This campsite is right next to/in the same dried riverbed that the animals live in. The campsites are on the same plane and level as the animals. The game hide has an amazing view of a watering hole that will not disappoint. During the night there was a lot of activity near the Mata Mata campsite that deserves it’s own post. We would love to stay at Mata Mata again!
Night 3: Twee Riverien
The night at Mata Mata was anything but restful, but we were ready for another day of game viewing! We headed over to the other side of the park, to the Botswana border. The roads through the middle of the park contained beautiful scenery but few animals. We went up to the Nossob campsite and back down to Twee Riverien (8 hours total).
To be honest, it was a lame day of game viewing. Even though we drove around twice as long as the pervious day, we saw FAR fewer animals. It was terribly hot again but the riverbed that the waterholes were in on the Nossob campsite side were not busy with animals like the other side. The road along the riverbed was set lower so the vegetation along the road was too high to see much of the riverbed and animals in it.
The second night in Kgalagadi Transfrontier National Park we stayed at Twee Riverien, which is the main camp at the entrance of the park. This campsite also has a store and a gas station. The temperature was disrespectfully hot again so we forfeited making our meals over the fire and went to the restaurant on site. Don’t expect a gourmet meal from this place, despite the prices. Without a doubt, everything had previously been frozen. But the cold beers and food that we did not have to cook over a fire was good enough for us!
Thoughts on Kgalagadi Transfrontier National Park
Overall, we did like Kgalagadi! Would we ever go during the summer months again? No. The heat was WAY too much and completely changed our view of deserts. In Namibia, deserts cooled way down at night, but the Kalahari stayed almost the same temperature as it is during the day. If we had decided to “glamp” and go for an air conditioned chalet, our experience would have been different. I think that the heat exasterbated every other part of the camping experience. We rented a 4×4 for the trip because that was recommended by SAN Parks, but it was not necessary. As long as you stay on the main roads during the summer, a sedan is just fine. Save the money on a rental car!
The one redeeming factor were the amazing animal encounters which is why we are so sour about the second day of game viewing being a quiet animal day.
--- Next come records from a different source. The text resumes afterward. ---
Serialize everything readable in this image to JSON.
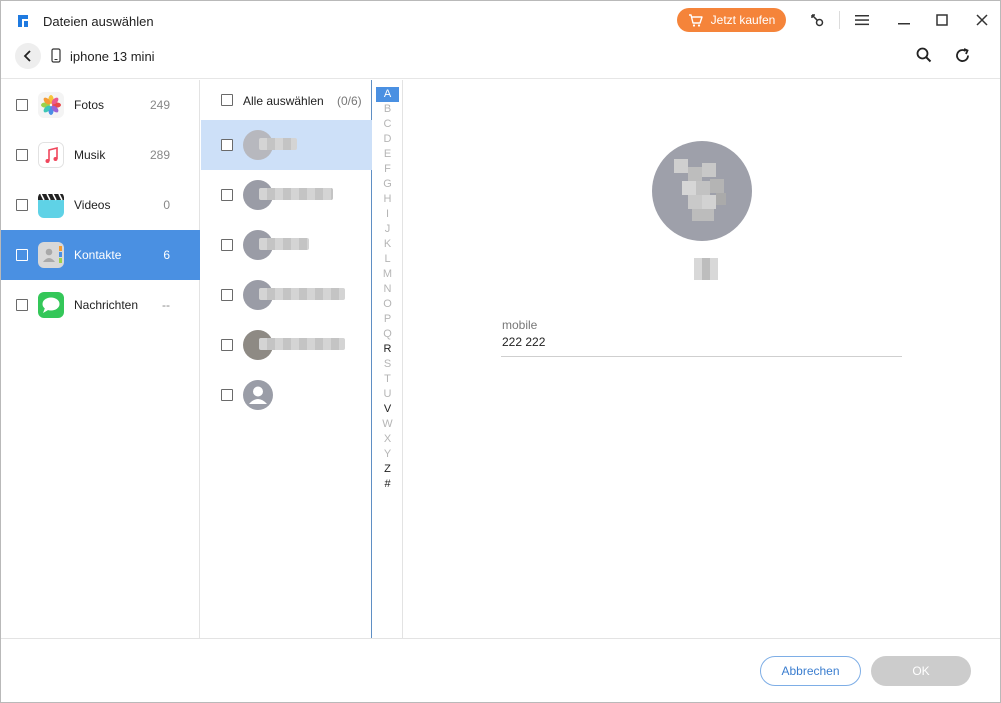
{
  "window": {
    "title": "Dateien auswählen"
  },
  "titlebar": {
    "buy_label": "Jetzt kaufen",
    "icons": [
      "key-icon",
      "menu-icon",
      "minimize-icon",
      "maximize-icon",
      "close-icon"
    ]
  },
  "device": {
    "name": "iphone 13 mini"
  },
  "toolbar": {
    "icons": [
      "search-icon",
      "refresh-icon"
    ]
  },
  "categories": [
    {
      "label": "Fotos",
      "count": "249",
      "icon": "photos-icon"
    },
    {
      "label": "Musik",
      "count": "289",
      "icon": "music-icon"
    },
    {
      "label": "Videos",
      "count": "0",
      "icon": "videos-icon"
    },
    {
      "label": "Kontakte",
      "count": "6",
      "icon": "contacts-icon",
      "active": true
    },
    {
      "label": "Nachrichten",
      "count": "--",
      "icon": "messages-icon"
    }
  ],
  "contacts": {
    "select_all_label": "Alle auswählen",
    "select_all_count": "(0/6)",
    "rows": 6
  },
  "alphabet": {
    "letters": [
      "A",
      "B",
      "C",
      "D",
      "E",
      "F",
      "G",
      "H",
      "I",
      "J",
      "K",
      "L",
      "M",
      "N",
      "O",
      "P",
      "Q",
      "R",
      "S",
      "T",
      "U",
      "V",
      "W",
      "X",
      "Y",
      "Z",
      "#"
    ],
    "active": "A",
    "available": [
      "A",
      "R",
      "V",
      "Z",
      "#"
    ]
  },
  "detail": {
    "field_label": "mobile",
    "field_value": "222 222"
  },
  "footer": {
    "cancel_label": "Abbrechen",
    "ok_label": "OK"
  },
  "colors": {
    "accent": "#4a90e2",
    "buy": "#f5843a",
    "selected_row": "#cde0f8",
    "ok_disabled": "#cccccc"
  }
}
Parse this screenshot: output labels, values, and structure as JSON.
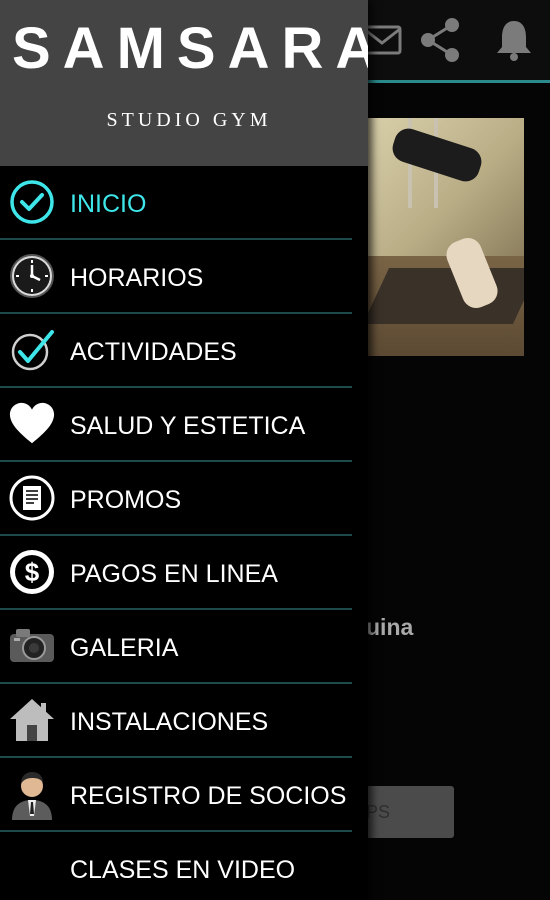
{
  "brand": {
    "name": "SAMSARA",
    "subtitle": "STUDIO GYM"
  },
  "menu": {
    "items": [
      {
        "label": "INICIO",
        "icon": "check-circle-icon",
        "active": true
      },
      {
        "label": "HORARIOS",
        "icon": "clock-icon",
        "active": false
      },
      {
        "label": "ACTIVIDADES",
        "icon": "checkmark-icon",
        "active": false
      },
      {
        "label": "SALUD Y ESTETICA",
        "icon": "heart-icon",
        "active": false
      },
      {
        "label": "PROMOS",
        "icon": "document-icon",
        "active": false
      },
      {
        "label": "PAGOS EN LINEA",
        "icon": "dollar-icon",
        "active": false
      },
      {
        "label": "GALERIA",
        "icon": "camera-icon",
        "active": false
      },
      {
        "label": "INSTALACIONES",
        "icon": "home-icon",
        "active": false
      },
      {
        "label": "REGISTRO DE SOCIOS",
        "icon": "person-icon",
        "active": false
      },
      {
        "label": "CLASES EN VIDEO",
        "icon": "video-icon",
        "active": false
      }
    ]
  },
  "background": {
    "text_fragment": "uina",
    "button_fragment": "PS",
    "toolbar_icons": [
      "mail-icon",
      "share-icon",
      "bell-icon"
    ]
  },
  "colors": {
    "accent": "#3ee6e9",
    "header_bg": "#444444",
    "divider": "#1f4a4a",
    "toolbar_accent": "#2a8a8c"
  }
}
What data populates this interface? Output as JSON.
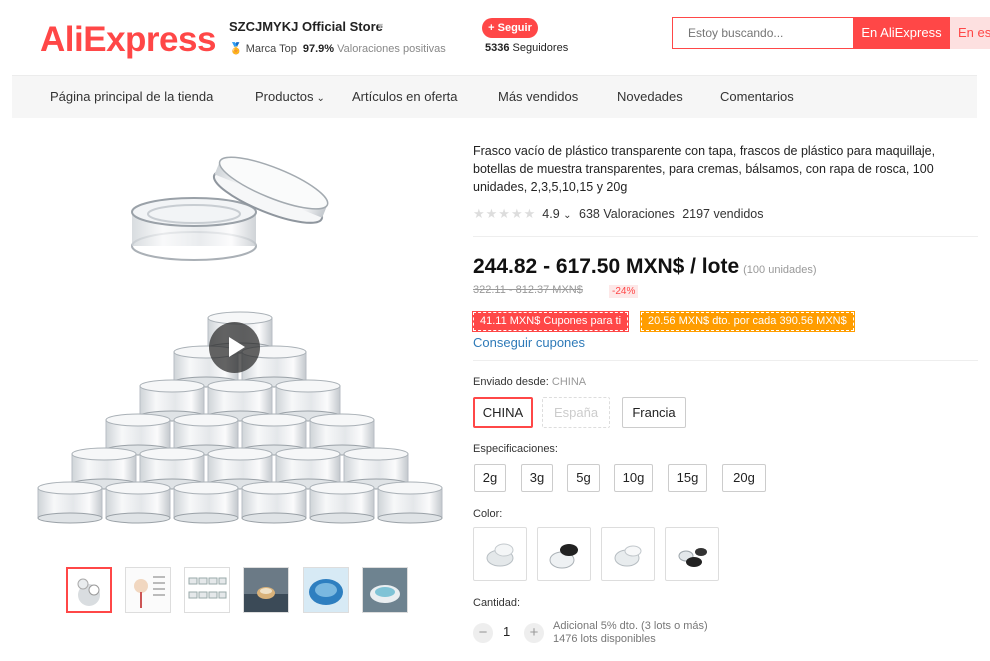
{
  "header": {
    "logo": "AliExpress",
    "store_name": "SZCJMYKJ Official Store",
    "store_badge": "Marca Top",
    "store_rating": "97.9%",
    "store_rating_label": "Valoraciones positivas",
    "follow_label": "+ Seguir",
    "followers_count": "5336",
    "followers_label": "Seguidores",
    "search_placeholder": "Estoy buscando...",
    "search_btn_aliexpress": "En AliExpress",
    "search_btn_store": "En esta tienda"
  },
  "nav": {
    "items": [
      "Página principal de la tienda",
      "Productos",
      "Artículos en oferta",
      "Más vendidos",
      "Novedades",
      "Comentarios"
    ]
  },
  "product": {
    "title": "Frasco vacío de plástico transparente con tapa, frascos de plástico para maquillaje, botellas de muestra transparentes, para cremas, bálsamos, con rapa de rosca, 100 unidades, 2,3,5,10,15 y 20g",
    "rating": "4.9",
    "rating_caret": "⌄",
    "reviews": "638 Valoraciones",
    "sold": "2197 vendidos",
    "rating_stars": 4.9,
    "price": "244.82 - 617.50 MXN$ / lote",
    "price_unit": "(100 unidades)",
    "original_price": "322.11 - 812.37 MXN$",
    "discount": "-24%",
    "coupon1": "41.11 MXN$ Cupones para ti",
    "coupon2": "20.56 MXN$ dto. por cada 390.56 MXN$",
    "get_coupons": "Conseguir cupones",
    "ships_from_label": "Enviado desde:",
    "ships_from_value": "CHINA",
    "ships_from_options": [
      "CHINA",
      "España",
      "Francia"
    ],
    "specs_label": "Especificaciones:",
    "specs_options": [
      "2g",
      "3g",
      "5g",
      "10g",
      "15g",
      "20g"
    ],
    "color_label": "Color:",
    "quantity_label": "Cantidad:",
    "quantity_value": "1",
    "quantity_minus": "−",
    "quantity_plus": "+",
    "quantity_note1": "Adicional 5% dto. (3 lots o más)",
    "quantity_note2": "1476 lots disponibles"
  },
  "icons": {
    "medal": "medal-icon",
    "play": "play-icon",
    "chevron": "chevron-down-icon"
  },
  "colors": {
    "brand": "#ff4747",
    "coupon_orange": "#ff9d00",
    "link": "#2e7ab8"
  }
}
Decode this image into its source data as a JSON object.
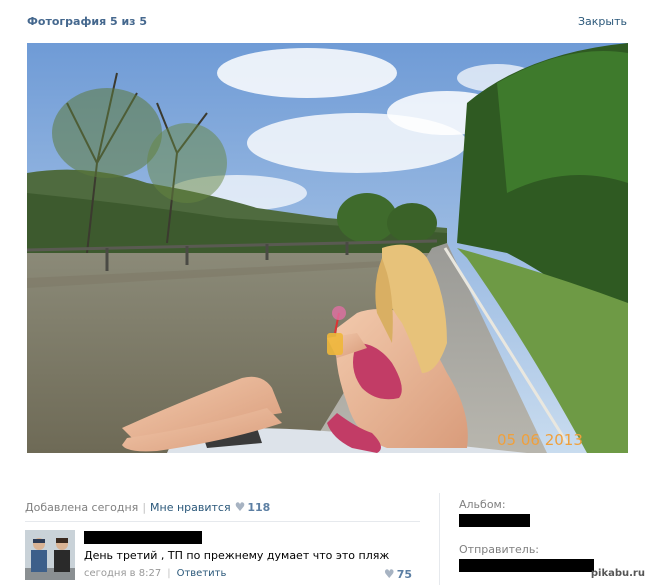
{
  "header": {
    "title": "Фотография 5 из 5",
    "close_label": "Закрыть"
  },
  "photo": {
    "date_stamp": "05 06 2013"
  },
  "info": {
    "added": "Добавлена сегодня",
    "like_label": "Мне нравится",
    "like_count": "118"
  },
  "comment": {
    "text": "День третий , ТП по прежнему думает что это пляж",
    "time": "сегодня в 8:27",
    "reply_label": "Ответить",
    "likes": "75"
  },
  "sidebar": {
    "album_label": "Альбом:",
    "sender_label": "Отправитель:"
  },
  "watermark": "pikabu.ru",
  "colors": {
    "link": "#2b587a",
    "title": "#45688e",
    "muted": "#808080"
  }
}
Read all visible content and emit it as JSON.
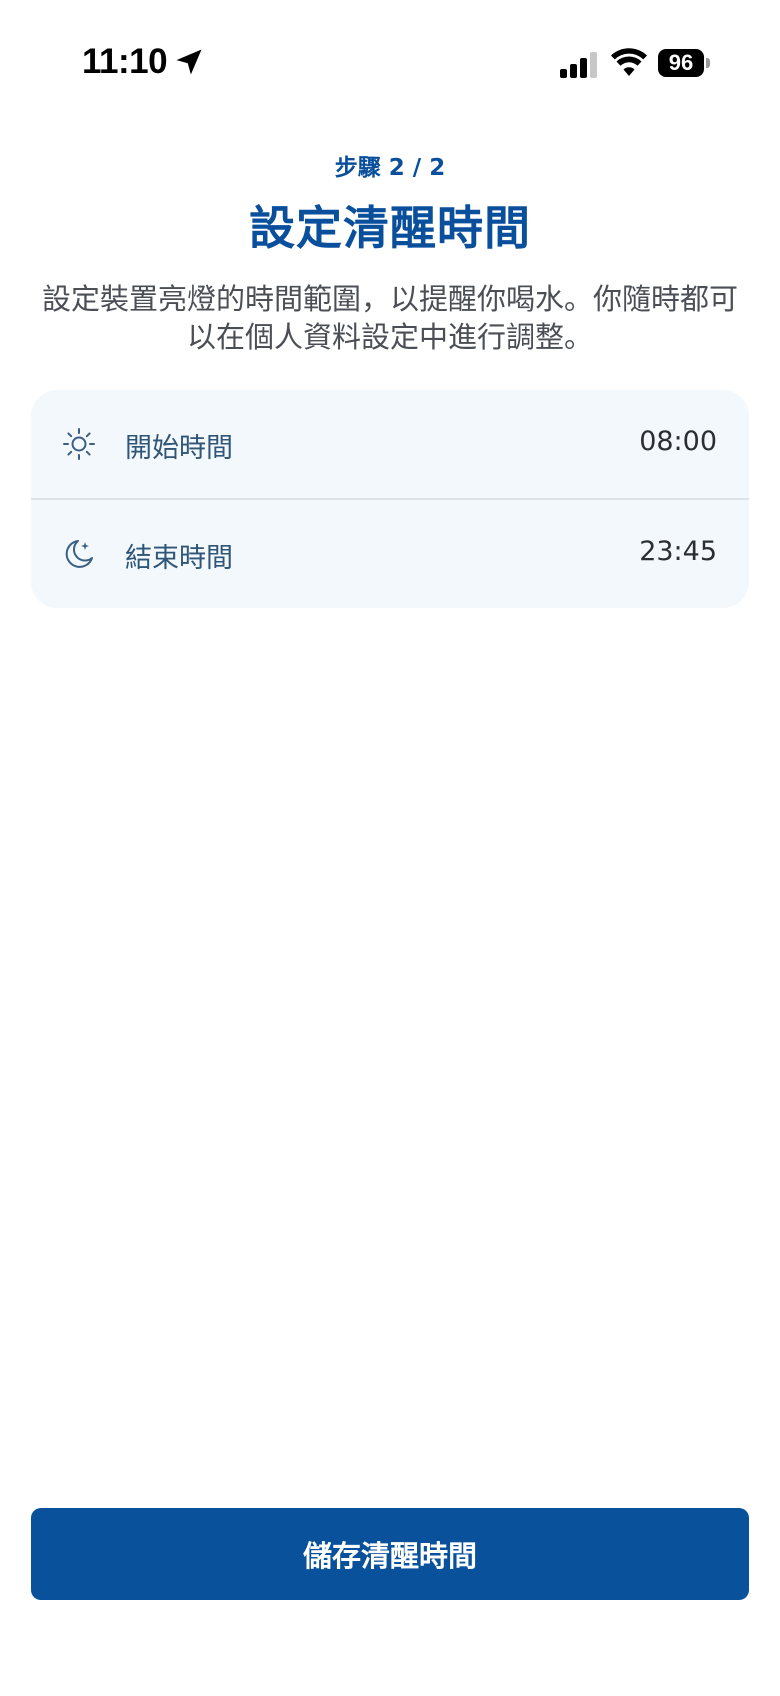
{
  "status_bar": {
    "time": "11:10",
    "battery": "96",
    "icons": [
      "location-arrow-icon",
      "signal-bars-icon",
      "wifi-icon",
      "battery-icon"
    ]
  },
  "header": {
    "step": "步驟 2 / 2",
    "title": "設定清醒時間",
    "description": "設定裝置亮燈的時間範圍，以提醒你喝水。你隨時都可以在個人資料設定中進行調整。"
  },
  "schedule": {
    "start": {
      "label": "開始時間",
      "value": "08:00",
      "icon": "sun-icon"
    },
    "end": {
      "label": "結束時間",
      "value": "23:45",
      "icon": "moon-icon"
    }
  },
  "footer": {
    "save_label": "儲存清醒時間"
  },
  "colors": {
    "brand": "#0a519c",
    "card_bg": "#f3f8fc",
    "label": "#2f5577"
  }
}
The research that I did prior to the trip made it seem like Cheetah and Leopard were essentially guaranteed, but unfortunately we saw none!
I would love to check out Kgalagadi in the winter months!
Enjoy some of our pictures!